== MATERIAL SHOWN ==
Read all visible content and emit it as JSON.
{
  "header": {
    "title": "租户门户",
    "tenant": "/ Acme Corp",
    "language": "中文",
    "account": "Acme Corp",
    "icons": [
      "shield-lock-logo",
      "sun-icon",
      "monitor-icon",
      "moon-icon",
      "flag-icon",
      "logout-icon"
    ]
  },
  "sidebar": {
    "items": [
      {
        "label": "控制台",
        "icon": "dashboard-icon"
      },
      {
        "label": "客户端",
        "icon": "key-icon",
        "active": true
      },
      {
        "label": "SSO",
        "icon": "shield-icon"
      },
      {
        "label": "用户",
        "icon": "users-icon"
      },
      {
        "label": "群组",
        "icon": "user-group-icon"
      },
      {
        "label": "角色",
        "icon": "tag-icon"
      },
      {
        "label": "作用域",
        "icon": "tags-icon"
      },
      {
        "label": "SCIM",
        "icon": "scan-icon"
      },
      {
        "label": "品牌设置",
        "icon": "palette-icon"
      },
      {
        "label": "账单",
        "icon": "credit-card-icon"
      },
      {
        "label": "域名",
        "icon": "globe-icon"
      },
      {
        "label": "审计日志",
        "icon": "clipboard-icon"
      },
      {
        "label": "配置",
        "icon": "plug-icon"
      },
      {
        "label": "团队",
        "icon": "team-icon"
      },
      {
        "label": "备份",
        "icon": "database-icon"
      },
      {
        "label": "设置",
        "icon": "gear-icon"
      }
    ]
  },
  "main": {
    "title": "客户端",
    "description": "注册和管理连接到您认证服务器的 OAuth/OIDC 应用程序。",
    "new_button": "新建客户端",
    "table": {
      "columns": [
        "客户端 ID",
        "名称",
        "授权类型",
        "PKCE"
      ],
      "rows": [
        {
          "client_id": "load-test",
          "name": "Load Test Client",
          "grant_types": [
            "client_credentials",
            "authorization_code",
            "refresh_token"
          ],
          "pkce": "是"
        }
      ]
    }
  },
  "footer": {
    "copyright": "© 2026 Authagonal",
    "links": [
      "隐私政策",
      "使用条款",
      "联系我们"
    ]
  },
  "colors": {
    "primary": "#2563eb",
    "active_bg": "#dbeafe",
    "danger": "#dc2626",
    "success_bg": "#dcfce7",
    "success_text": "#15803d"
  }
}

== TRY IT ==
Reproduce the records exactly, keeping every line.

== ANSWER AREA ==
Read all visible content and emit it as JSON.
{
  "header": {
    "title": "租户门户",
    "tenant": "/ Acme Corp",
    "language": "中文",
    "account": "Acme Corp",
    "icons": [
      "shield-lock-logo",
      "sun-icon",
      "monitor-icon",
      "moon-icon",
      "flag-icon",
      "logout-icon"
    ]
  },
  "sidebar": {
    "items": [
      {
        "label": "控制台",
        "icon": "dashboard-icon"
      },
      {
        "label": "客户端",
        "icon": "key-icon",
        "active": true
      },
      {
        "label": "SSO",
        "icon": "shield-icon"
      },
      {
        "label": "用户",
        "icon": "users-icon"
      },
      {
        "label": "群组",
        "icon": "user-group-icon"
      },
      {
        "label": "角色",
        "icon": "tag-icon"
      },
      {
        "label": "作用域",
        "icon": "tags-icon"
      },
      {
        "label": "SCIM",
        "icon": "scan-icon"
      },
      {
        "label": "品牌设置",
        "icon": "palette-icon"
      },
      {
        "label": "账单",
        "icon": "credit-card-icon"
      },
      {
        "label": "域名",
        "icon": "globe-icon"
      },
      {
        "label": "审计日志",
        "icon": "clipboard-icon"
      },
      {
        "label": "配置",
        "icon": "plug-icon"
      },
      {
        "label": "团队",
        "icon": "team-icon"
      },
      {
        "label": "备份",
        "icon": "database-icon"
      },
      {
        "label": "设置",
        "icon": "gear-icon"
      }
    ]
  },
  "main": {
    "title": "客户端",
    "description": "注册和管理连接到您认证服务器的 OAuth/OIDC 应用程序。",
    "new_button": "新建客户端",
    "table": {
      "columns": [
        "客户端 ID",
        "名称",
        "授权类型",
        "PKCE"
      ],
      "rows": [
        {
          "client_id": "load-test",
          "name": "Load Test Client",
          "grant_types": [
            "client_credentials",
            "authorization_code",
            "refresh_token"
          ],
          "pkce": "是"
        }
      ]
    }
  },
  "footer": {
    "copyright": "© 2026 Authagonal",
    "links": [
      "隐私政策",
      "使用条款",
      "联系我们"
    ]
  },
  "colors": {
    "primary": "#2563eb",
    "active_bg": "#dbeafe",
    "danger": "#dc2626",
    "success_bg": "#dcfce7",
    "success_text": "#15803d"
  }
}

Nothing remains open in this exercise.